Nanofluidic Channels for Biological Separations
Nanofluidic channels are used to separate DNA molecules by length and applications of the channels to other biomolecules are discussed. The problem of separating DNA and biomolecules by length, charge, or other physical characteristics has consumed a tremendous amount of time and resources over the latter half of the twentieth century and the beginning of the twenty-first century. Micro- and nanofluidic structures afford the opportunity to increase separation effectiveness while decreasing the cost of analysis. Additionally, owing to their simplicity, micro- and nanofluidic devices offer the possibility of modeling molecular motion through confining environments from fundamental physical principles. Three nanofluidic devices for separating biomolecules by length are discussed herein. A description of their physical operation is given, and results indicating their effectiveness are presented. Important concepts in molecular biology, polymer physics, and electrophoresis are presented, as well as a review of the trend toward miniaturization of traditional separation techniques.

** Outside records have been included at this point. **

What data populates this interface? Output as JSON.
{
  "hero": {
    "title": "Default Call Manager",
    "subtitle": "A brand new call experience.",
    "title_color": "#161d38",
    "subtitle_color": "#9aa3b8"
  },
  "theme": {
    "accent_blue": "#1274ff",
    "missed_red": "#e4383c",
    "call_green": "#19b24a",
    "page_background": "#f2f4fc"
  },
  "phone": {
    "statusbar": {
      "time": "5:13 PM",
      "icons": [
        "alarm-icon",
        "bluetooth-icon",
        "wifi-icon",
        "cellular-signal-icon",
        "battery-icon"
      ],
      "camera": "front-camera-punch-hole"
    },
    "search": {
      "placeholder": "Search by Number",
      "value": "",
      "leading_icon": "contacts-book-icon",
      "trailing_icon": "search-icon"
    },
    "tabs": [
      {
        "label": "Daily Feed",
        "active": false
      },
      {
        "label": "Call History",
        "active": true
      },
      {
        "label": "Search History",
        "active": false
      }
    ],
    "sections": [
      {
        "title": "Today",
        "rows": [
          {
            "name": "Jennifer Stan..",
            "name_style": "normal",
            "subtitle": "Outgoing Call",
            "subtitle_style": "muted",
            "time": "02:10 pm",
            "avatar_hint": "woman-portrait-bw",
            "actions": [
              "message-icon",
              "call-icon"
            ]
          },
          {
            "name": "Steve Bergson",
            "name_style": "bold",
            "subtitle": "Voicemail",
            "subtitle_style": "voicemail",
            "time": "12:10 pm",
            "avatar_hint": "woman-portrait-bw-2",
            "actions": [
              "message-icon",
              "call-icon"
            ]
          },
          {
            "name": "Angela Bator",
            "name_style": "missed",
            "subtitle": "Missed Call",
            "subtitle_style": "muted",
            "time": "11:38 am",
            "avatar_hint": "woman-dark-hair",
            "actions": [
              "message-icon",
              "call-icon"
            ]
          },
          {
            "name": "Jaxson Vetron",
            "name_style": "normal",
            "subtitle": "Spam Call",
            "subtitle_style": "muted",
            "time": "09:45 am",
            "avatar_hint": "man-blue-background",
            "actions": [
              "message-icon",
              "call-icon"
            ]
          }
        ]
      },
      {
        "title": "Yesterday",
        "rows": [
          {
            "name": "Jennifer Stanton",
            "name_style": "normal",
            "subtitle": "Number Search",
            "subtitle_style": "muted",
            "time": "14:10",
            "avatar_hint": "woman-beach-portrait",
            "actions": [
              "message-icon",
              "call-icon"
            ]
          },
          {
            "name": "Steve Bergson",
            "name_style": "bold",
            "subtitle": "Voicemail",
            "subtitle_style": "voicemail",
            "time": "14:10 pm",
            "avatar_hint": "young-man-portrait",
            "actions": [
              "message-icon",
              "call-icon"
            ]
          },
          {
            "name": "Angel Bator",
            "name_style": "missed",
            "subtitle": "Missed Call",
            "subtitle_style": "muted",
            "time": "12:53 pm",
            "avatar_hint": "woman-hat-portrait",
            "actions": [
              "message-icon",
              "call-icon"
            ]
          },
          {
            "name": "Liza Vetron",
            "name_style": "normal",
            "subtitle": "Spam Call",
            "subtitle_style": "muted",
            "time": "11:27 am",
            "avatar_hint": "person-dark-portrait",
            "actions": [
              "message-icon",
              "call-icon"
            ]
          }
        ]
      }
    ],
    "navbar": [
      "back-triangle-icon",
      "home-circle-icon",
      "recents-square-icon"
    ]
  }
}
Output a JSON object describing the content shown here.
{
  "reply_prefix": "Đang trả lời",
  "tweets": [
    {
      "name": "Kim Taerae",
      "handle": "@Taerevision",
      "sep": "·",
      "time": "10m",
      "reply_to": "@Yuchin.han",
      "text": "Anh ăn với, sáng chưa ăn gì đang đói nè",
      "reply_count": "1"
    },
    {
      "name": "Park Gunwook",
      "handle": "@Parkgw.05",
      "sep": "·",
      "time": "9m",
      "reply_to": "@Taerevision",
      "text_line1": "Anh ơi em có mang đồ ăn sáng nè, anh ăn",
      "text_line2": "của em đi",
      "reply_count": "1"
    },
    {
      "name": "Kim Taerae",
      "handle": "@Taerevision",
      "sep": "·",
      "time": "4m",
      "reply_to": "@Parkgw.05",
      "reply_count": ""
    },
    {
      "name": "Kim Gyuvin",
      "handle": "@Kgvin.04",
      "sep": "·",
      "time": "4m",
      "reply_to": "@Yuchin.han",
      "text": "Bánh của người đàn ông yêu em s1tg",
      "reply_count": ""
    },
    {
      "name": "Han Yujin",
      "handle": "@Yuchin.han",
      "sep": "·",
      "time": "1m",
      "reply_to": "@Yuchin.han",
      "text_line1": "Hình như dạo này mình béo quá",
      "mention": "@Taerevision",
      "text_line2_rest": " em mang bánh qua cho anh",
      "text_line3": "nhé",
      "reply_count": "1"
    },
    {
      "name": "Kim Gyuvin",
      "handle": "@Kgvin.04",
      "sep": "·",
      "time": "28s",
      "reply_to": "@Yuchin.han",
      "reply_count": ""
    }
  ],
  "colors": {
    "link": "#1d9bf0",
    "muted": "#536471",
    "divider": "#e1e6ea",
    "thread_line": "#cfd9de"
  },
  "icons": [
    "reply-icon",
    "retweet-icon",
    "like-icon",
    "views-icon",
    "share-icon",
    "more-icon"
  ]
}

The physical effects manifest in the nanofluidic devices described herein are most easily leveraged in the microchip format, so the details of the fabrication processes used to manufacture these devices are also presented.
Dissertation or Thesis